__Your task__. Those lines of the records that contain "index" are to be located and copied.

__Records__.
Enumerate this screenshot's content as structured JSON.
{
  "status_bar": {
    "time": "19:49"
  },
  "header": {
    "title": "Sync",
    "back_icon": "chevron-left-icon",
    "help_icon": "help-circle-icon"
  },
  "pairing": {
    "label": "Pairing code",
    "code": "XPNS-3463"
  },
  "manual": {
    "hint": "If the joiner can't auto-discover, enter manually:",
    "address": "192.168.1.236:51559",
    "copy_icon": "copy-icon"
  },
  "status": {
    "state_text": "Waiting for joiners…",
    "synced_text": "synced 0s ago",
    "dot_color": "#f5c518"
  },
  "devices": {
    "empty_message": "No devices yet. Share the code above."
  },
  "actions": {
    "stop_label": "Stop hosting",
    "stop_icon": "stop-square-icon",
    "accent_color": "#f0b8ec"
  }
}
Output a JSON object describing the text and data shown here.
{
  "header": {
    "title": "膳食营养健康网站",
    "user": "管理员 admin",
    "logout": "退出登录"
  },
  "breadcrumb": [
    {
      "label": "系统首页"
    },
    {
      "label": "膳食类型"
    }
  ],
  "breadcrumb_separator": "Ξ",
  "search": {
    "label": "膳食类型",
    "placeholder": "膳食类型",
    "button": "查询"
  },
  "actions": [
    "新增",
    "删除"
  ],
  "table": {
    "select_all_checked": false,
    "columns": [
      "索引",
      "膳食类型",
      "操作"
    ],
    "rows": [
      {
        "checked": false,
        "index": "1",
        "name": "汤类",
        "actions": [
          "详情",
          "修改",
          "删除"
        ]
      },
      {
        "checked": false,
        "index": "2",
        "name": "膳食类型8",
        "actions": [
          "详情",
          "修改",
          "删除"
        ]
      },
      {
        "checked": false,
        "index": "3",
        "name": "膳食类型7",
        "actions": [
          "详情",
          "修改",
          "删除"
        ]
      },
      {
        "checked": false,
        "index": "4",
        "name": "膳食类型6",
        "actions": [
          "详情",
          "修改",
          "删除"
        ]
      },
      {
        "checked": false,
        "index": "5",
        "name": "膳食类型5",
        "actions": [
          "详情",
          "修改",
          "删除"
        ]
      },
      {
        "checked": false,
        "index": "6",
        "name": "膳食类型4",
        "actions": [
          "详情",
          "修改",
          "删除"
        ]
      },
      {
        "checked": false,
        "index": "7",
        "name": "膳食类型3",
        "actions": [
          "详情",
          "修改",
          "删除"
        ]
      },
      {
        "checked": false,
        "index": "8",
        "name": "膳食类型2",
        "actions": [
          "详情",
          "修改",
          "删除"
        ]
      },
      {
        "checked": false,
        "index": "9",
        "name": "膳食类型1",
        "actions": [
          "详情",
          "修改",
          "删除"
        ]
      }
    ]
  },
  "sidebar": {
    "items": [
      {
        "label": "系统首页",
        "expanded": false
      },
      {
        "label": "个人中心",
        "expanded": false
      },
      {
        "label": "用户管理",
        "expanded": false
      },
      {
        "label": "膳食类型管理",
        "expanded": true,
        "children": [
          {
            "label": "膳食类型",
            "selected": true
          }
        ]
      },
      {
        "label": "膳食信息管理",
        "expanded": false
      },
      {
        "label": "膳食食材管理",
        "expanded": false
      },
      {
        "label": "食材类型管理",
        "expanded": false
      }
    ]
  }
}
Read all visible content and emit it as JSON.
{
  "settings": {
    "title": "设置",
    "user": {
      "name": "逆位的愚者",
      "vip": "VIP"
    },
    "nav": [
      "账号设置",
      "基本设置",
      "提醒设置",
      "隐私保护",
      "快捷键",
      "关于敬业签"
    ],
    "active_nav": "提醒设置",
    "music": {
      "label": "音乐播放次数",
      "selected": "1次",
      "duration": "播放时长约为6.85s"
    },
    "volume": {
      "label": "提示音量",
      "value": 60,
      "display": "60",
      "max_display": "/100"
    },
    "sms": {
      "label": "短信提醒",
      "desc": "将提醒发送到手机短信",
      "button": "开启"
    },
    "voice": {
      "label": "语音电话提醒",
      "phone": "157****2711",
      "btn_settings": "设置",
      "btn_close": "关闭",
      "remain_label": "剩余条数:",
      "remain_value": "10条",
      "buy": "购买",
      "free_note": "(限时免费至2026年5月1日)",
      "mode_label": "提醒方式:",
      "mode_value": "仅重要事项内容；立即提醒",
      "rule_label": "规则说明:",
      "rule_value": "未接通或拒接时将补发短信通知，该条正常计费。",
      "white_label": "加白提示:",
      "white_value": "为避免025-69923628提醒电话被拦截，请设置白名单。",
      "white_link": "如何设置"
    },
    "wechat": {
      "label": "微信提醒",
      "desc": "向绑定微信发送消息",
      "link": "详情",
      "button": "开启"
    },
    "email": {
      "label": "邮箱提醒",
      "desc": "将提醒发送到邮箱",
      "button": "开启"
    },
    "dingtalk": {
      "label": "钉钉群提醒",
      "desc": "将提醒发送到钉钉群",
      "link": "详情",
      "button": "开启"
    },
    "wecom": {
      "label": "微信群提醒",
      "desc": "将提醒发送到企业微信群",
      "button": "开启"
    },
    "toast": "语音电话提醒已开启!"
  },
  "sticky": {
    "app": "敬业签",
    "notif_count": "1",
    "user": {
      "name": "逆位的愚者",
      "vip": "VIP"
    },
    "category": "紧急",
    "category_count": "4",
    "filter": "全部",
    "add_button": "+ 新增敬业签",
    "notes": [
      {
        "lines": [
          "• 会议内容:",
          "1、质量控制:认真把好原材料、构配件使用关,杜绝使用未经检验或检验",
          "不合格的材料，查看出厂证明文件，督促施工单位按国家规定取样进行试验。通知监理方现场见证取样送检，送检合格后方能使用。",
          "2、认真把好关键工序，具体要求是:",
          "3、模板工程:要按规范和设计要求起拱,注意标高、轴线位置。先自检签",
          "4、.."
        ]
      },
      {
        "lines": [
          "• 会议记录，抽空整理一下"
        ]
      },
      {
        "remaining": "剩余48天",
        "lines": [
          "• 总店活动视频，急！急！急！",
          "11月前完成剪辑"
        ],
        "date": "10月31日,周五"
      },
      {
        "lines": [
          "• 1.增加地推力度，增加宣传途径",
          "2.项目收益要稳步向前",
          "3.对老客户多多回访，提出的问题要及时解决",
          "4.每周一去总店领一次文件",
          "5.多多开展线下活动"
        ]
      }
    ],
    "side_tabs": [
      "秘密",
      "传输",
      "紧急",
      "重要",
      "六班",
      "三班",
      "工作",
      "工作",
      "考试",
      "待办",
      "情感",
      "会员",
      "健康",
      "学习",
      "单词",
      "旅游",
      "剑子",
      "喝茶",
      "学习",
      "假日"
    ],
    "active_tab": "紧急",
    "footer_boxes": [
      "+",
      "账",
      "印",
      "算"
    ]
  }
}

__Task output__.
        "index": "1",
        "index": "2",
        "index": "3",
        "index": "4",
        "index": "5",
        "index": "6",
        "index": "7",
        "index": "8",
        "index": "9",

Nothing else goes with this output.